Keyword: Bernard Squarcini
Bernard Squarcini is suspected of using his police contacts to obtain confidential information about investigations for private clients.

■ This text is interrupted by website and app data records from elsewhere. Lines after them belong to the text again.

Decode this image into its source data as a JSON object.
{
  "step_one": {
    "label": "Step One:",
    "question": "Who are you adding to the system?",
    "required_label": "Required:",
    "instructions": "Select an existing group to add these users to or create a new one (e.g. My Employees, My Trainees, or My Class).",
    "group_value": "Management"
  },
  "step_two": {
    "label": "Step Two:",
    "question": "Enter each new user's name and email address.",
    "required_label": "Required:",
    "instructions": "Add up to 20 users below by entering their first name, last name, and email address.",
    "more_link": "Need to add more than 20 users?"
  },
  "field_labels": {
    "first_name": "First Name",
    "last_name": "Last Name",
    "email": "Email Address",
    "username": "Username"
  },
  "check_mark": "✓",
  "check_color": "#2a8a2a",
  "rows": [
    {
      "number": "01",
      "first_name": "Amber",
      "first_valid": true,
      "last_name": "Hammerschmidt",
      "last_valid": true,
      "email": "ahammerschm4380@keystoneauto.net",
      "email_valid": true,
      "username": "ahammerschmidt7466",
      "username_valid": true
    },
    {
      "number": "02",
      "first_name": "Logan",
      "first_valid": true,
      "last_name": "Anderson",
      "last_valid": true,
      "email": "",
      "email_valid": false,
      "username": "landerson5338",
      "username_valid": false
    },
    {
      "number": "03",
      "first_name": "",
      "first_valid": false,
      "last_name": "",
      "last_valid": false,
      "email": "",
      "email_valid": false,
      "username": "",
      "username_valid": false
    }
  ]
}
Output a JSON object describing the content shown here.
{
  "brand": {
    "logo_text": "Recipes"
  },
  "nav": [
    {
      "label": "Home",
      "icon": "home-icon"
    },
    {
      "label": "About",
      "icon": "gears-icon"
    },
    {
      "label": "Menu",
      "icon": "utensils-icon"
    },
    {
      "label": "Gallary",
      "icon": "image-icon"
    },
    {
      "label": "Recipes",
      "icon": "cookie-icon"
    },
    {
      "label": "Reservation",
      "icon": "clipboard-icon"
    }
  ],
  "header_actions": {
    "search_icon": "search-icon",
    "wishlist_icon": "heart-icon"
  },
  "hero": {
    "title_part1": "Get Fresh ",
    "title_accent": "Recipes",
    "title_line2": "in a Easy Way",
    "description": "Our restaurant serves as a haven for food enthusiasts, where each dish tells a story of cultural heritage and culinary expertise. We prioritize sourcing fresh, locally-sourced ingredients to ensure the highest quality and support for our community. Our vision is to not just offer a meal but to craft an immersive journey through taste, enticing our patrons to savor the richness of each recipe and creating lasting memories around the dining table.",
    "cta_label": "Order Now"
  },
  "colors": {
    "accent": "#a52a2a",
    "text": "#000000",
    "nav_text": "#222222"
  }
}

In April 2012, Mediapart revealed a document recovered from the archives of the toppled regime of late Libyan dictator Muammar Gaddafi detailing its agreement to fund Nicolas Sarkozy’s 2007 presidential election campaign. The letter, signed by Gaddafi’s intelligence chief Moussa Koussa, was addressed to Bashir Saleh, head of the regime’s multi-billion-dollar Libyan African Portfolio investment fund. Following the collapse of the Gaddafi regime, Saleh found asylum in France. But after Mediapart’s report, and while he was the object of an Interpol ‘wanted’ for his arrest and extradition back to Libya where he faced fraud charges, Saleh subsequently fled to South Africa. Mediapart can reveal how French magistrates have established that Saleh’s last-minute flight on May 3rd 2012 was organised by Alexandre Djouhri, a businessman close to Sarkozy’s longstanding chief of staff Claude Guéant. But also present when the two men met in the shadows of the Eiffel Tower in the early evening of that same day was Sarkozy’s domestic intelligence chief, Bernard Squarcini. Karl Laske and Fabrice Arfi report.
On Wednesday March 4th, France’s top appeal court ruled that billionaire Kazakh opposition politician and former banker Mukhtar Ablyazov could be extradited over an alleged six-billion-euro fraud. Meanwhile, behind the scenes in this complex affair, a mysterious website has revealed a mass of emails hacked from Kazakhstan leaders. They reveal that Bernard Squarcini, who was the head of France's domestic intelligence agency under President Nicolas Sarkozy, has worked as a consultant on behalf of the Kazakh authorities in relation to the Ablyazov affair. Talking to Mediapart, Squarcini admits the Kazakh government is a client of the firm he works for and that he has worked on the case, but denies claims that he tried to “infiltrate” Ablyazov's team of lawyers and supporters. Agathe Duparc reports on this murky affair.
Bernard Squarcini says he was acting in national interest by tapping into the phone records of journalist Gérard Davet over Bettencourt story.
Bernard Squarcini, once boss of France’s counter-espionage and counter-terrorism agency, said allied countries 'spy on each other all the time'.
Bernard Bernard Squarcini, ex-head of the DCRI, is to face trial for seizing phone records of a journalist investigating Bettencourt affair.
France's new Socialist government has fired three top police officers, accused of being political appointments of former president Nicolas Sarkozy.
A book published this month in France, L’Espion du Président (‘The President’s Spy’), accuses Bernard Squarcini, head of the DCRI, the country’s domestic intelligence services, of mounting illegal surveillance operations against the media, and notably this website. In an exclusive interview with Mediapart, Yves Bertrand (pictured), the former head of the now-disbanded French police intelligence organisation, the Renseignements Généraux, reveals how for years the French presidential and prime-ministerial offices have carried out illegal surveillance operations against the media and political opponents, but now taken to even more sinister levels. “President Sarkozy is wary of everyone,” he says. “And as for journalists, don’t even mention them. That’s the most prized of prey. Those who carry out investigations are permanently covered.” Report and interview by Fabrice Arfi and Karl Laske.
In November 2010, Mediapart exposed how it was the target of a police espionage operation mounted on the orders of the French presidency. President Nicolas Sarkozy’s then-chief-of-staff, Claude Guéant, the current interior minister, responded by suing Mediapart for libel. But Guéant suddenly dropped his lawsuit in June last year, fearful of the disclosures that would emerge during the trial, which had been due in the autumn. A book published this week in France, L’Espion du Président (‘The President’s Spy’), focussing on the actions of French domestic intelligence chief Bernard Squarcini (pictured), contains new revelations about the scope of the surveillance of Mediapart and other French media. Here, in an outline of pertinent extracts, Mediapart Editor-in-Chief Edwy Plenel explains why Mediapart has decided to take legal action to prompt an independent judicial investigation into the latest shocking disclosures.
One after the other, President Nicolas Sarkozy's closest friends and aides, who for so long served as his political fireguards, have become implicated in a series of scandals and fast-developing judicial investigations. The alleged illegal political funding scam that has finally exploded with the revelations surrounding arms dealer Ziad Takieddine has already demolished the president's once solid network of protection. What has been happening this past month at the summit of French political power is historic, writes Mediapart editor François Bonnet, for never before has a French president been so exposed to being sunk by scandal and the revenge of abandoned protagonists.